Stomach acid is responsible for the activation of the specific enzymes needed for digestion as nutrients travels into the small intestine and colon. Low levels of stomach acid may allow undigested nutrients to travel farther along the digestive tract than the optimal distance for efficient absorption. In older people, this may contribute to lowered levels of vitamins B2, B6, and B12, as well as decreased absorption of zinc from vegetables.

As you pass your 50th birthday, you are likely to produce less stomach acid than you did at age 25. According to estimates, between 24 and 37 percent of adults aged 60 to 80 years suffer from a lack of digestive acid also known as atrophic gastritis. Many people over 50 will benefit from taking HCI with meals. The acid in your stomach is a key player in the thorough breakdown of food. Those who don't have enough stomach acid often can't digest fiber rich food, whole foods or vitamin pills, and end up turning to highly processed foods for energy. Vitamin and mineral deficiencies often already exist because of poor food choices and poor digestion compounds the problem.

Often times we know the therapeutic dosage for a specific condition, but we do not know how much of the prescribed nutrient is absorbed into the bloodstream via the gastrointestinal system when taken orally by tablet, capsule or gel cap. We do know that after age 40 and continuing on as we age, our gastrointestinal absorption rate reduces significantly. (1-4) This problem becomes even more serious when combined with health conditions or digestive disorders that further reduce absorption such as ulcers, diverticulitis, acid reflux, dysbiosis, etc.

Again, it’s not how much you take but how much your body tissues absorb that is important. With a higher level of absorption, more nutrients reach their intended destination thereby requiring a lower dosage intake. More nutrients in a pill or capsule is not necessarily better. What is important is how we can best insure the uptake of recommended "therapeutic dosages".

One way around this problem is to take nutritional supplements using the most efficient delivery system available. The most important

nutrients should be taken in the form of sprays when available. Spraying inside the mouth (intraoral) or under the tongue (sublingual) has the best absorption rate.

"Liquids, aside from offering the obvious benefit of being easy to swallow, have another very important trait. According to the Physicians Desk Reference,

Liquid is absorbed at a 98% rate , versus

Only 10 – 20% in hard capsules or tablet forms .

This very important distinction is extraordinarily important. It is not uncommon to have [hard] capsules pass right through the body in a way that the product name is still visible after the pill has left the body completely.
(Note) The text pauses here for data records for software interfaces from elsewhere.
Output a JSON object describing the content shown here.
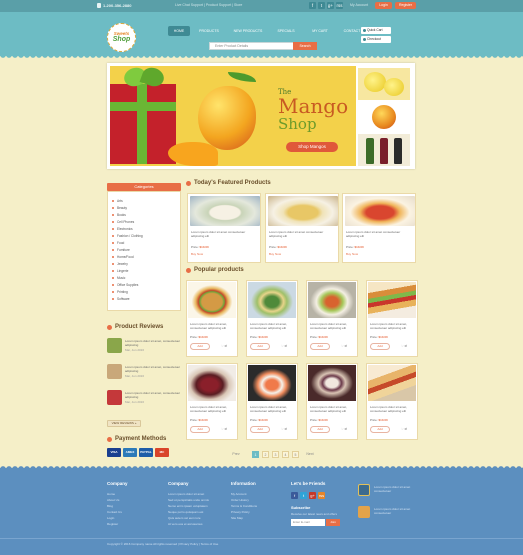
{
  "topbar": {
    "phone": "1-200-356-2880",
    "links": "Live Chat Support  |  Product Support  |  Store",
    "social": [
      "f",
      "t",
      "g+",
      "rss"
    ],
    "my_account": "My Account",
    "login": "Login",
    "register": "Register"
  },
  "header": {
    "logo_top": "Sweets",
    "logo_bottom": "Shop",
    "nav": [
      "HOME",
      "PRODUCTS",
      "NEW PRODUCTS",
      "SPECIALS",
      "MY CART",
      "CONTACT"
    ],
    "search_placeholder": "Enter Product Details",
    "search_button": "Search",
    "cart_items": "Quick Cart",
    "checkout": "Checkout"
  },
  "banner": {
    "title_the": "The",
    "title_mango": "Mango",
    "title_shop": "Shop",
    "button": "Shop Mangos"
  },
  "sidebar": {
    "categories_title": "Categories",
    "categories": [
      "Arts",
      "Beauty",
      "Books",
      "Cell Phones",
      "Electronics",
      "Fashion / Clothing",
      "Food",
      "Furniture",
      "Home/Food",
      "Jewelry",
      "Lingerie",
      "Music",
      "Office Supplies",
      "Printing",
      "Software"
    ],
    "reviews_title": "Product Reviews",
    "reviews": [
      {
        "text": "Lorem ipsum dolor sit amet, consectetuer adipiscing",
        "meta": "Mar, Jun 2016"
      },
      {
        "text": "Lorem ipsum dolor sit amet, consectetuer adipiscing",
        "meta": "Mar, Jun 2016"
      },
      {
        "text": "Lorem ipsum dolor sit amet, consectetuer adipiscing",
        "meta": "Mar, Jun 2016"
      }
    ],
    "view_all": "VIEW REVIEWS »",
    "payments_title": "Payment Methods",
    "payments": [
      "VISA",
      "AMEX",
      "PAYPAL",
      "MC"
    ]
  },
  "featured": {
    "title": "Today's Featured Products",
    "items": [
      {
        "text": "Lorem ipsum dolor sit amet consectetuer adipiscing elit",
        "price_label": "Price:",
        "price": "$10.00",
        "buy": "Buy Now"
      },
      {
        "text": "Lorem ipsum dolor sit amet consectetuer adipiscing elit",
        "price_label": "Price:",
        "price": "$10.00",
        "buy": "Buy Now"
      },
      {
        "text": "Lorem ipsum dolor sit amet consectetuer adipiscing elit",
        "price_label": "Price:",
        "price": "$10.00",
        "buy": "Buy Now"
      }
    ]
  },
  "popular": {
    "title": "Popular products",
    "card_text": "Lorem ipsum dolor sit amet, consectetuer adipiscing elit",
    "price_label": "Price:",
    "price": "$10.00",
    "add": "Add",
    "icons": "♡  ⇄"
  },
  "pager": [
    "1",
    "2",
    "3",
    "4",
    "5"
  ],
  "pager_prev": "Prev",
  "pager_next": "Next",
  "footer": {
    "cols": [
      {
        "title": "Company",
        "links": [
          "Home",
          "About Us",
          "Blog",
          "Contact Us",
          "Login",
          "Register"
        ]
      },
      {
        "title": "Company",
        "links": [
          "Lorem ipsum dolor sit amet",
          "Sed ut perspiciatis unde omnis",
          "Nemo enim ipsam voluptatem",
          "Neque porro quisquam est",
          "Quis autem vel eum iure",
          "At vero eos et accusamus"
        ]
      },
      {
        "title": "Information",
        "links": [
          "My Account",
          "Order History",
          "Terms & Conditions",
          "Privacy Policy",
          "Site Map"
        ]
      }
    ],
    "social_title": "Let's be Friends",
    "subscribe_title": "Subscribe",
    "subscribe_text": "Receive our latest news and offers",
    "email_placeholder": "Enter E-mail",
    "join": "Join",
    "badge_text_1": "Lorem ipsum dolor sit amet consectetuer",
    "badge_text_2": "Lorem ipsum dolor sit amet consectetuer",
    "copyright": "Copyright © 2016 Company name All rights reserved | Privacy Policy | Terms of Use"
  }
}
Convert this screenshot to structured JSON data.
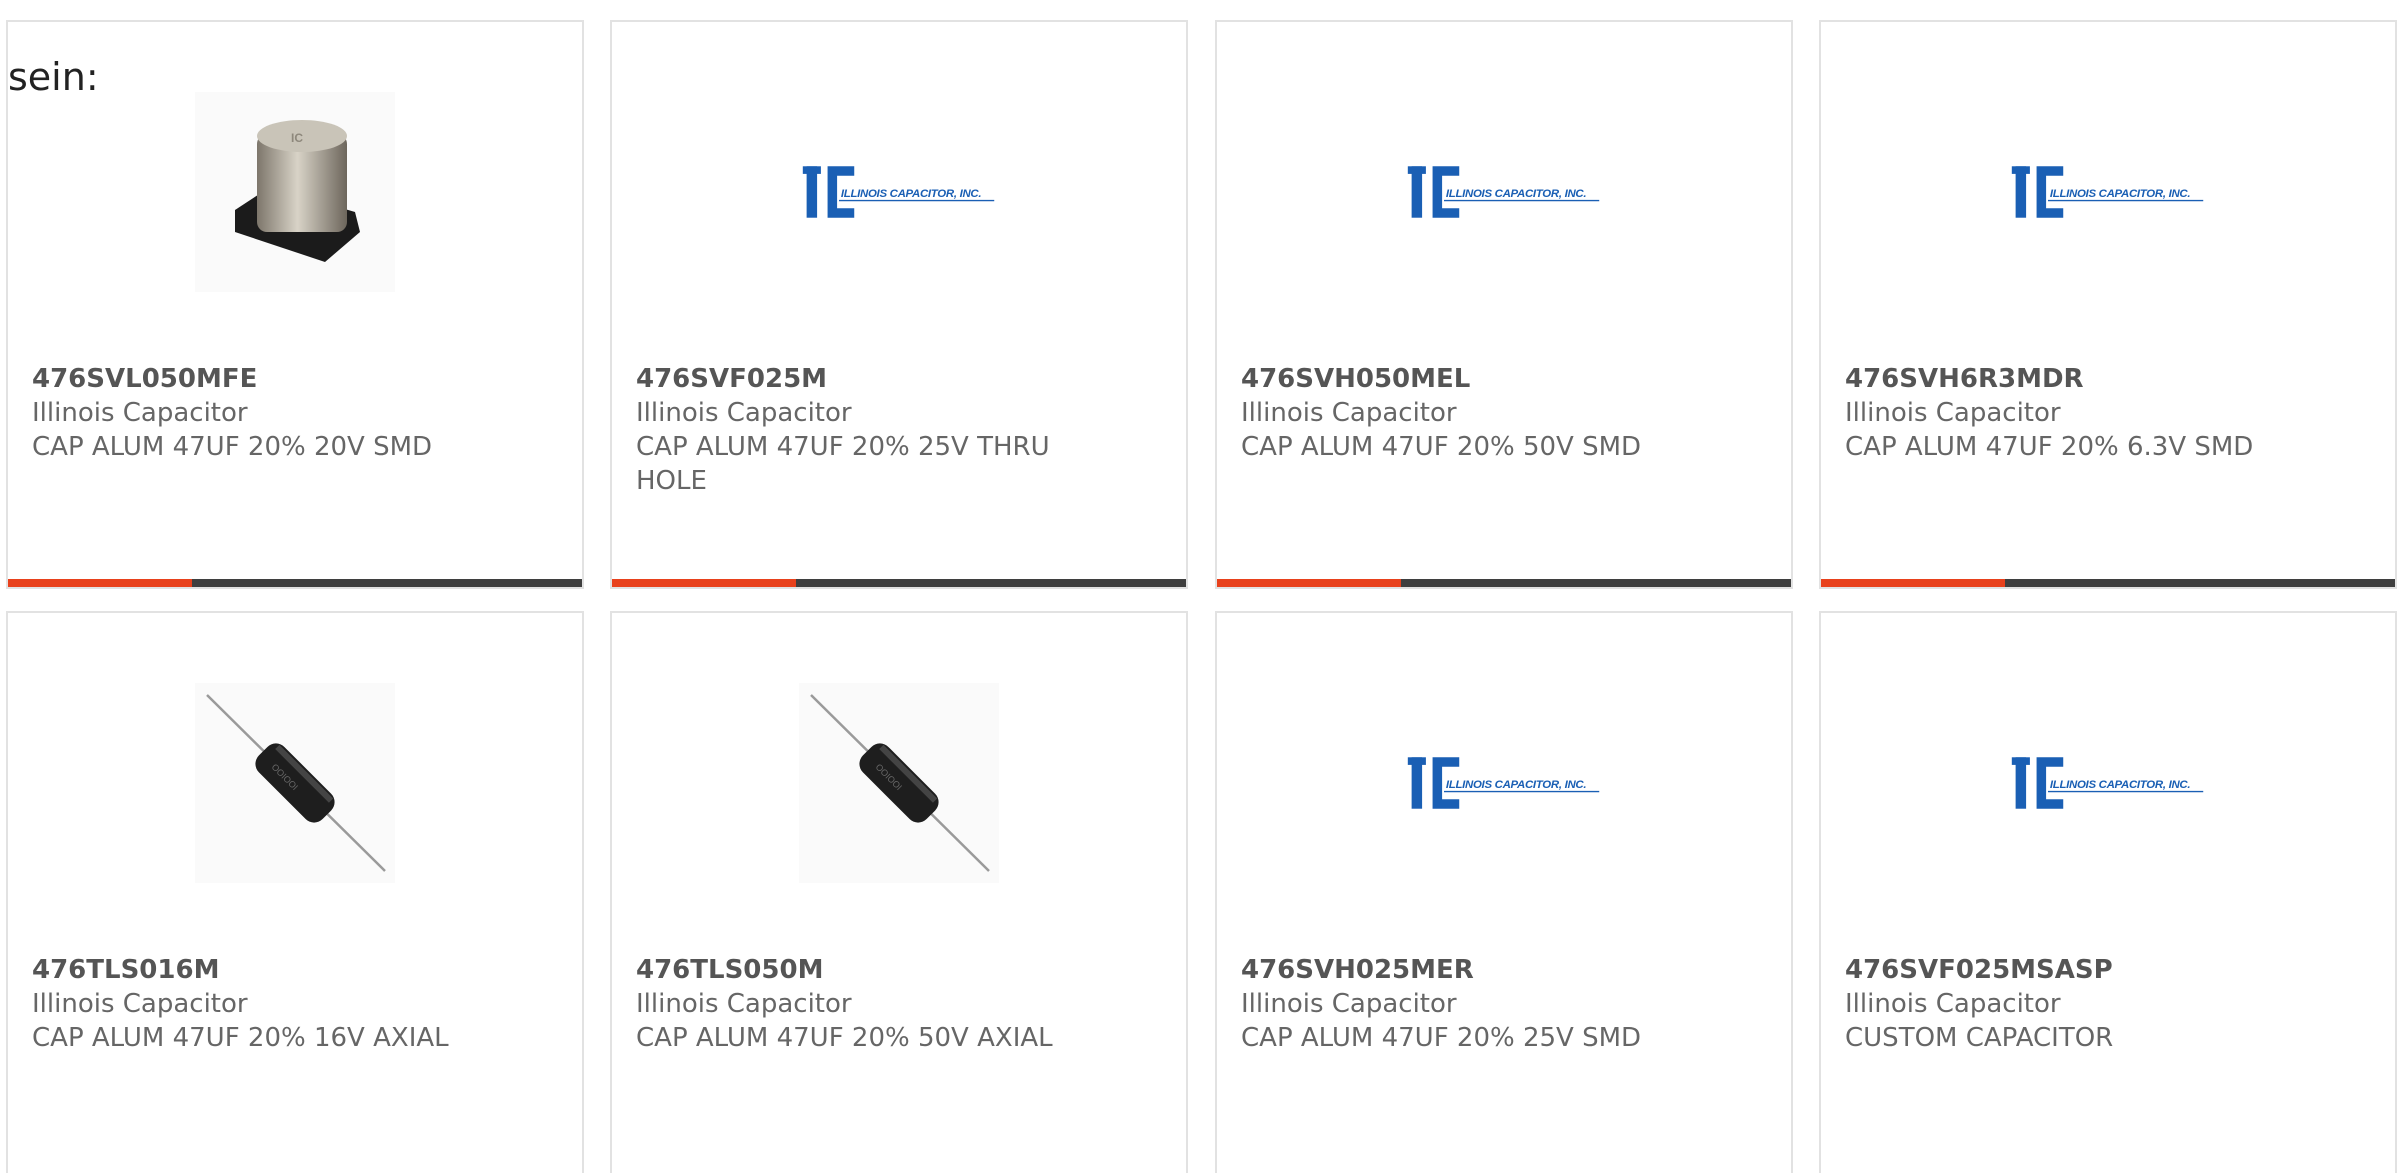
{
  "intro_text": "sein:",
  "brand_color": "#1a5fb4",
  "accent_color": "#e8411c",
  "products": [
    {
      "part_number": "476SVL050MFE",
      "manufacturer": "Illinois Capacitor",
      "description": "CAP ALUM 47UF 20% 20V SMD",
      "image": "smd-capacitor",
      "progress": 0.32
    },
    {
      "part_number": "476SVF025M",
      "manufacturer": "Illinois Capacitor",
      "description": "CAP ALUM 47UF 20% 25V THRU HOLE",
      "image": "illinois-capacitor-logo",
      "logo_text": "ILLINOIS CAPACITOR, INC.",
      "progress": 0.32
    },
    {
      "part_number": "476SVH050MEL",
      "manufacturer": "Illinois Capacitor",
      "description": "CAP ALUM 47UF 20% 50V SMD",
      "image": "illinois-capacitor-logo",
      "logo_text": "ILLINOIS CAPACITOR, INC.",
      "progress": 0.32
    },
    {
      "part_number": "476SVH6R3MDR",
      "manufacturer": "Illinois Capacitor",
      "description": "CAP ALUM 47UF 20% 6.3V SMD",
      "image": "illinois-capacitor-logo",
      "logo_text": "ILLINOIS CAPACITOR, INC.",
      "progress": 0.32
    },
    {
      "part_number": "476TLS016M",
      "manufacturer": "Illinois Capacitor",
      "description": "CAP ALUM 47UF 20% 16V AXIAL",
      "image": "axial-capacitor",
      "progress": null
    },
    {
      "part_number": "476TLS050M",
      "manufacturer": "Illinois Capacitor",
      "description": "CAP ALUM 47UF 20% 50V AXIAL",
      "image": "axial-capacitor",
      "progress": null
    },
    {
      "part_number": "476SVH025MER",
      "manufacturer": "Illinois Capacitor",
      "description": "CAP ALUM 47UF 20% 25V SMD",
      "image": "illinois-capacitor-logo",
      "logo_text": "ILLINOIS CAPACITOR, INC.",
      "progress": null
    },
    {
      "part_number": "476SVF025MSASP",
      "manufacturer": "Illinois Capacitor",
      "description": "CUSTOM CAPACITOR",
      "image": "illinois-capacitor-logo",
      "logo_text": "ILLINOIS CAPACITOR, INC.",
      "progress": null
    }
  ]
}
This does not happen with liquids, as they are absorbed completely and are not wasted."

' 100 mg consumed in tablet form translates to a minute stabilized 8.3 mg or 8.3% concentrated in the blood .'

This is simply not the case with liquids! "


" Pills and capsules may cost less, but in reality you get far less absorption for your money . No wonder they cost less!

Liquids are fast--you do not even have to wait for them to dissolve. They start working as soon as you swallow and